Canada markets closed
  • S&P/TSX

    +107.96 (+0.56%)
  • S&P 500

    -10.56 (-0.25%)
  • DOW

    -54.34 (-0.16%)

    +0.0025 (+0.30%)

    +1.01 (+1.55%)

    -2,500.76 (-4.54%)
  • CMC Crypto 200

    +4.28 (+0.36%)

    +29.50 (+1.60%)
  • RUSSELL 2000

    +2.49 (+0.11%)
  • 10-Yr Bond

    +0.0050 (+0.31%)
  • NASDAQ futures

    -75.00 (-0.56%)

    +0.91 (+4.84%)
  • FTSE

    -10.76 (-0.15%)
  • NIKKEI 225

    -259.67 (-0.92%)

    +0.0017 (+0.25%)

Average price of detached home ‘increases by £24,000 since March’

Vicky Shaw, PA Personal Finance Correspondent
·2 min read

Detached homes have piled more than £24,000 on to their value typically since around the start of the lockdown, analysis has found.

Several housing market reports have pointed to a mini-boom as the housing market has reopened for business – and those behind the new research said the push for larger properties as buyers search for more space appears to be driving this growth.

The price of a typical detached home in the UK increased by 5.3% or £24,137 between March and September, Halifax’s research in partnership with IHS Markit found.

This took the average price of a detached home to £477,098 in September.

Over the same period, the average price of a flat has increased at less than half this rate, at 2.5%.

In cash terms, the average price of a flat increased by £3,590 between March and September, to reach £147,450.

Many lenders have tightened up on low-deposit mortgage lending in the uncertain economy.

This could mean that more affluent homeowners who are higher up the property ladder and would perhaps be considering detached homes find that they have a greater ability to move than those with lower amounts of equity, who may be considering smaller properties.

After detached homes, semi-detached houses have seen the next biggest jump in value, with a 4.0% or £10,955 increase taking the average price of this property type to £286,861 in September.

The price of a terraced home has increased by 3.7% or £7,218 to reach £200,440 in September.

Given the trend for the prices of larger properties increasing at a faster rate, existing homeowners generally have found that prices for them are increasing at a faster rate than first-time buyers.

For those buyers moving between houses, prices have typically increased by 4% or £11,615 between March and September.

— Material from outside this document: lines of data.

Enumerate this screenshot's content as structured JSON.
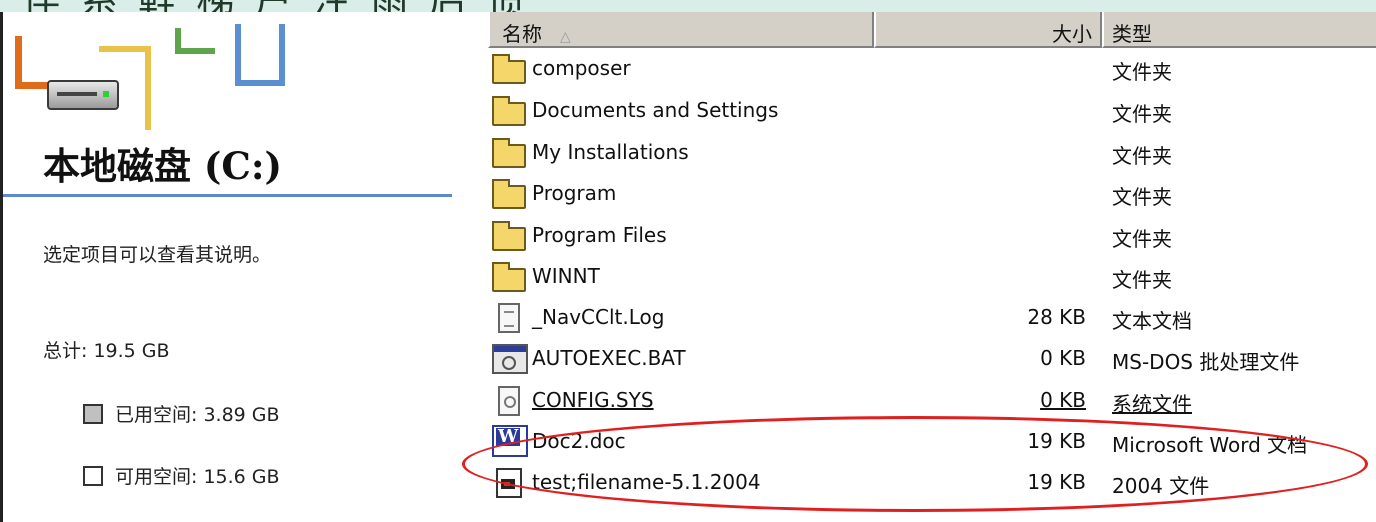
{
  "top_strip_text": "伴 系 鞋 梯 户 注 雨 后 惯",
  "left_pane": {
    "drive_title": "本地磁盘 (C:)",
    "description": "选定项目可以查看其说明。",
    "total_label": "总计: 19.5 GB",
    "used_label": "已用空间: 3.89 GB",
    "free_label": "可用空间: 15.6 GB",
    "used_color": "#c0c0c0",
    "free_color": "#ffffff"
  },
  "list": {
    "columns": {
      "name": "名称",
      "size": "大小",
      "type": "类型"
    },
    "sort_indicator": "△",
    "rows": [
      {
        "icon": "folder-icon",
        "name": "composer",
        "size": "",
        "type": "文件夹"
      },
      {
        "icon": "folder-icon",
        "name": "Documents and Settings",
        "size": "",
        "type": "文件夹"
      },
      {
        "icon": "folder-icon",
        "name": "My Installations",
        "size": "",
        "type": "文件夹"
      },
      {
        "icon": "folder-icon",
        "name": "Program",
        "size": "",
        "type": "文件夹"
      },
      {
        "icon": "folder-icon",
        "name": "Program Files",
        "size": "",
        "type": "文件夹"
      },
      {
        "icon": "folder-icon",
        "name": "WINNT",
        "size": "",
        "type": "文件夹"
      },
      {
        "icon": "text-document-icon",
        "name": "_NavCClt.Log",
        "size": "28 KB",
        "type": "文本文档"
      },
      {
        "icon": "batch-file-icon",
        "name": "AUTOEXEC.BAT",
        "size": "0 KB",
        "type": "MS-DOS 批处理文件"
      },
      {
        "icon": "system-file-icon",
        "name": "CONFIG.SYS",
        "size": "0 KB",
        "type": "系统文件"
      },
      {
        "icon": "word-document-icon",
        "name": "Doc2.doc",
        "size": "19 KB",
        "type": "Microsoft Word 文档"
      },
      {
        "icon": "generic-file-icon",
        "name": "test;filename-5.1.2004",
        "size": "19 KB",
        "type": "2004 文件"
      }
    ]
  },
  "highlight_color": "#e02020"
}
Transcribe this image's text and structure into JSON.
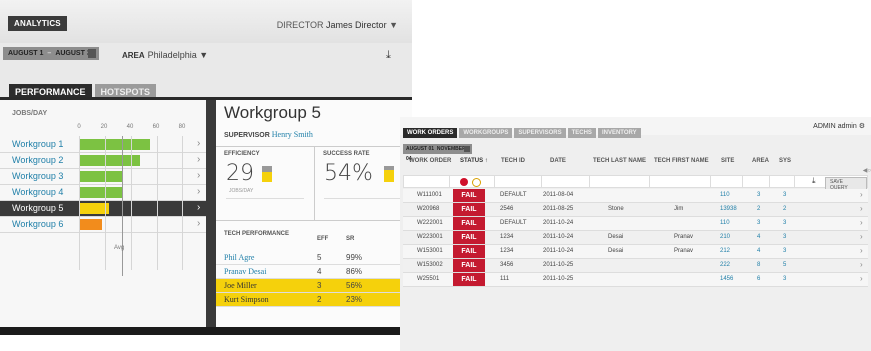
{
  "left": {
    "analytics": "ANALYTICS",
    "director_label": "DIRECTOR",
    "director_name": "James Director",
    "date_from": "AUGUST 1",
    "date_sep": "–",
    "date_to": "AUGUST 31",
    "area_label": "AREA",
    "area_value": "Philadelphia",
    "tabs": [
      "PERFORMANCE",
      "HOTSPOTS"
    ],
    "jobs_label": "JOBS/DAY",
    "axis_ticks": [
      "0",
      "20",
      "40",
      "60",
      "80"
    ],
    "avg_label": "Avg",
    "workgroups": [
      {
        "name": "Workgroup 1",
        "value": 55,
        "color": "#7cc242"
      },
      {
        "name": "Workgroup 2",
        "value": 47,
        "color": "#7cc242"
      },
      {
        "name": "Workgroup 3",
        "value": 34,
        "color": "#7cc242"
      },
      {
        "name": "Workgroup 4",
        "value": 34,
        "color": "#7cc242"
      },
      {
        "name": "Workgroup 5",
        "value": 23,
        "color": "#f5d10c"
      },
      {
        "name": "Workgroup 6",
        "value": 18,
        "color": "#f28c1c"
      }
    ],
    "selected_index": 4,
    "detail": {
      "title": "Workgroup 5",
      "supervisor_label": "SUPERVISOR",
      "supervisor_name": "Henry Smith",
      "efficiency_label": "EFFICIENCY",
      "efficiency_value": "29",
      "efficiency_sub": "JOBS/DAY",
      "success_label": "SUCCESS RATE",
      "success_value": "54%",
      "tech_perf_label": "TECH PERFORMANCE",
      "col_eff": "EFF",
      "col_sr": "SR",
      "techs": [
        {
          "name": "Phil Agre",
          "eff": "5",
          "sr": "99%",
          "highlight": false
        },
        {
          "name": "Pranav Desai",
          "eff": "4",
          "sr": "86%",
          "highlight": false
        },
        {
          "name": "Joe Miller",
          "eff": "3",
          "sr": "56%",
          "highlight": true
        },
        {
          "name": "Kurt Simpson",
          "eff": "2",
          "sr": "23%",
          "highlight": true
        }
      ]
    }
  },
  "right": {
    "tabs": [
      "WORK ORDERS",
      "WORKGROUPS",
      "SUPERVISORS",
      "TECHS",
      "INVENTORY"
    ],
    "admin_label": "ADMIN",
    "admin_name": "admin",
    "date_from": "AUGUST 01",
    "date_to": "NOVEMBER 04",
    "columns": [
      "WORK ORDER",
      "STATUS ↑",
      "TECH ID",
      "DATE",
      "TECH LAST NAME",
      "TECH FIRST NAME",
      "SITE",
      "AREA",
      "SYS"
    ],
    "save_query": "SAVE QUERY",
    "rows": [
      {
        "wo": "W111001",
        "status": "FAIL",
        "tech": "DEFAULT",
        "date": "2011-08-04",
        "last": "",
        "first": "",
        "site": "110",
        "area": "3",
        "sys": "3"
      },
      {
        "wo": "W20968",
        "status": "FAIL",
        "tech": "2546",
        "date": "2011-08-25",
        "last": "Stone",
        "first": "Jim",
        "site": "13938",
        "area": "2",
        "sys": "2"
      },
      {
        "wo": "W222001",
        "status": "FAIL",
        "tech": "DEFAULT",
        "date": "2011-10-24",
        "last": "",
        "first": "",
        "site": "110",
        "area": "3",
        "sys": "3"
      },
      {
        "wo": "W223001",
        "status": "FAIL",
        "tech": "1234",
        "date": "2011-10-24",
        "last": "Desai",
        "first": "Pranav",
        "site": "210",
        "area": "4",
        "sys": "3"
      },
      {
        "wo": "W153001",
        "status": "FAIL",
        "tech": "1234",
        "date": "2011-10-24",
        "last": "Desai",
        "first": "Pranav",
        "site": "212",
        "area": "4",
        "sys": "3"
      },
      {
        "wo": "W153002",
        "status": "FAIL",
        "tech": "3456",
        "date": "2011-10-25",
        "last": "",
        "first": "",
        "site": "222",
        "area": "8",
        "sys": "5"
      },
      {
        "wo": "W25501",
        "status": "FAIL",
        "tech": "111",
        "date": "2011-10-25",
        "last": "",
        "first": "",
        "site": "1456",
        "area": "6",
        "sys": "3"
      }
    ]
  },
  "chart_data": {
    "type": "bar",
    "categories": [
      "Workgroup 1",
      "Workgroup 2",
      "Workgroup 3",
      "Workgroup 4",
      "Workgroup 5",
      "Workgroup 6"
    ],
    "values": [
      55,
      47,
      34,
      34,
      23,
      18
    ],
    "title": "",
    "xlabel": "JOBS/DAY",
    "ylabel": "",
    "xlim": [
      0,
      80
    ],
    "orientation": "horizontal",
    "annotations": [
      "Avg"
    ]
  }
}
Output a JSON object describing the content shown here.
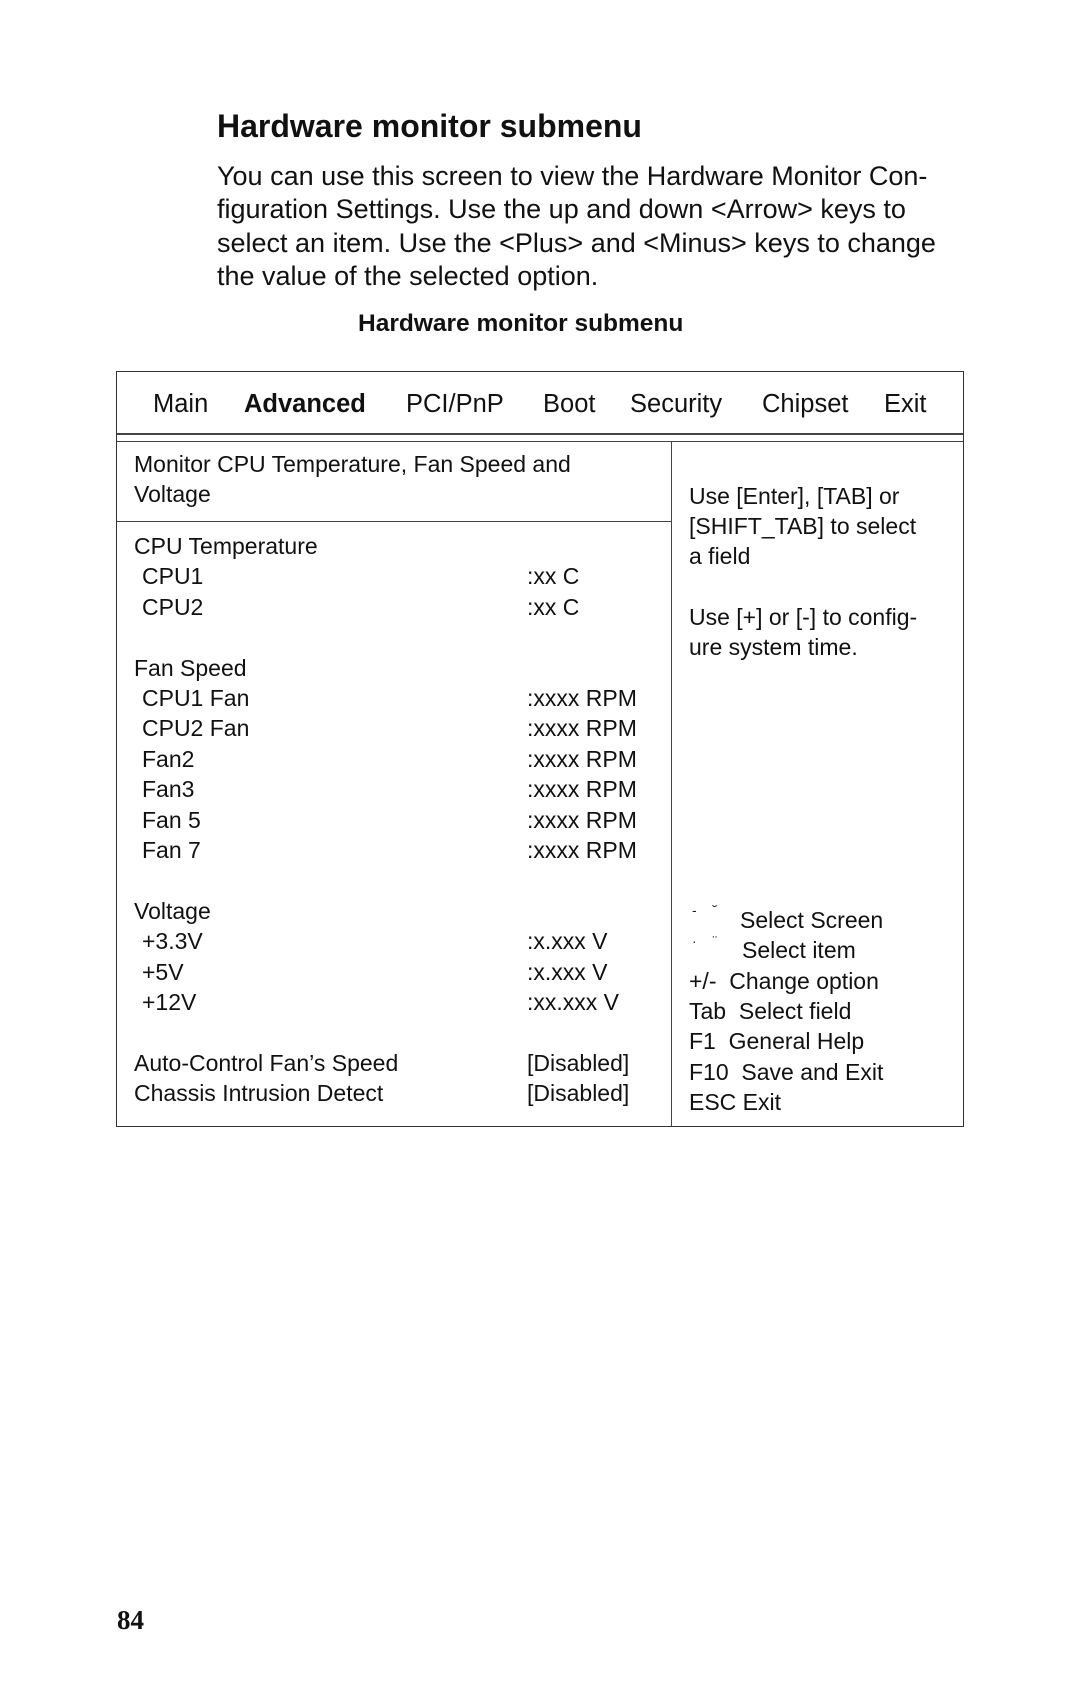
{
  "heading": "Hardware monitor submenu",
  "intro_lines": [
    "You can use this screen to view the Hardware Monitor Con-",
    "figuration Settings. Use the up and down <Arrow> keys to",
    "select an item. Use the <Plus> and <Minus> keys to change",
    "the value of the selected option."
  ],
  "figure_caption": "Hardware monitor submenu",
  "bios": {
    "tabs": [
      {
        "label": "Main",
        "active": false
      },
      {
        "label": "Advanced",
        "active": true
      },
      {
        "label": "PCI/PnP",
        "active": false
      },
      {
        "label": "Boot",
        "active": false
      },
      {
        "label": "Security",
        "active": false
      },
      {
        "label": "Chipset",
        "active": false
      },
      {
        "label": "Exit",
        "active": false
      }
    ],
    "panel_title_lines": [
      "Monitor CPU Temperature, Fan Speed and",
      "Voltage"
    ],
    "sections": [
      {
        "title": "CPU Temperature",
        "items": [
          {
            "label": "CPU1",
            "value": ":xx C"
          },
          {
            "label": "CPU2",
            "value": ":xx C"
          }
        ]
      },
      {
        "title": "Fan Speed",
        "items": [
          {
            "label": "CPU1 Fan",
            "value": ":xxxx RPM"
          },
          {
            "label": "CPU2 Fan",
            "value": ":xxxx RPM"
          },
          {
            "label": "Fan2",
            "value": ":xxxx RPM"
          },
          {
            "label": "Fan3",
            "value": ":xxxx RPM"
          },
          {
            "label": "Fan 5",
            "value": ":xxxx RPM"
          },
          {
            "label": "Fan 7",
            "value": ":xxxx RPM"
          }
        ]
      },
      {
        "title": "Voltage",
        "items": [
          {
            "label": "+3.3V",
            "value": ":x.xxx V"
          },
          {
            "label": "+5V",
            "value": ":x.xxx V"
          },
          {
            "label": "+12V",
            "value": ":xx.xxx V"
          }
        ]
      }
    ],
    "settings": [
      {
        "label": "Auto-Control Fan’s Speed",
        "value": "[Disabled]"
      },
      {
        "label": "Chassis Intrusion Detect",
        "value": "[Disabled]"
      }
    ],
    "help_lines": [
      "Use [Enter], [TAB] or",
      "[SHIFT_TAB] to select",
      "a field",
      "",
      "Use [+] or [-] to config-",
      "ure system time."
    ],
    "key_legend": [
      {
        "key": "left-right-arrows-icon",
        "glyph": "- ˘",
        "desc": "Select Screen"
      },
      {
        "key": "up-down-arrows-icon",
        "glyph": "· ¨",
        "desc": "Select item"
      },
      {
        "key": "",
        "glyph": "",
        "desc": "+/-  Change option"
      },
      {
        "key": "",
        "glyph": "",
        "desc": "Tab  Select field"
      },
      {
        "key": "",
        "glyph": "",
        "desc": "F1  General Help"
      },
      {
        "key": "",
        "glyph": "",
        "desc": "F10  Save and Exit"
      },
      {
        "key": "",
        "glyph": "",
        "desc": "ESC Exit"
      }
    ]
  },
  "page_number": "84"
}
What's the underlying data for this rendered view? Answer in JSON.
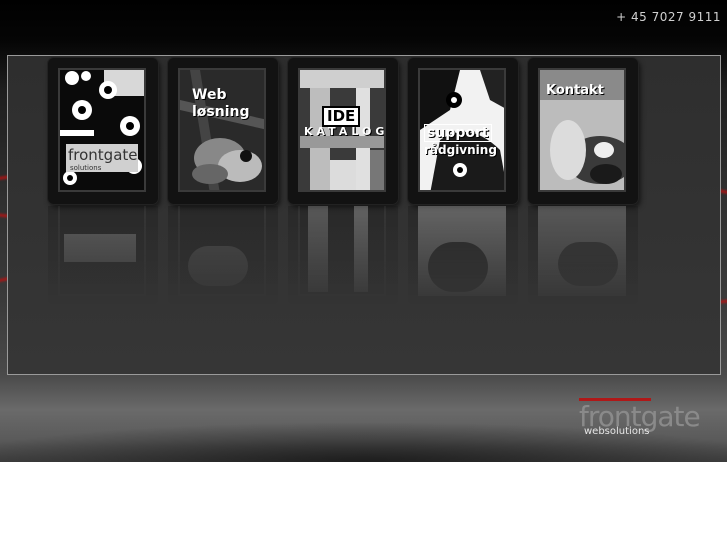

That compares with an increase of 2.4% or £4,623 for first-time buyers.

The average first-time buyer property was priced at £197,585 in September, Halifax said.

A typical home mover property cost £299,170.

Russell Galley, managing director, Halifax, said: “We’ve seen a fundamental shift in demand from buyers as a result of increased home working and a desire for more space. There’s now evidence that it’s this push for larger properties that has been driving the mini-boom witnessed in the housing market since lockdown restrictions were first eased over the summer.

“This level of price inflation hasn’t deterred would-be buyers though, as in the three months up to September, we received more mortgage applications from both first-time buyers and home movers than at any time since 2008.

“However, we continue to sound a note of caution on the longer-term prospects for house price inflation, with the full economic impact of the pandemic likely to be felt more keenly over the winter.”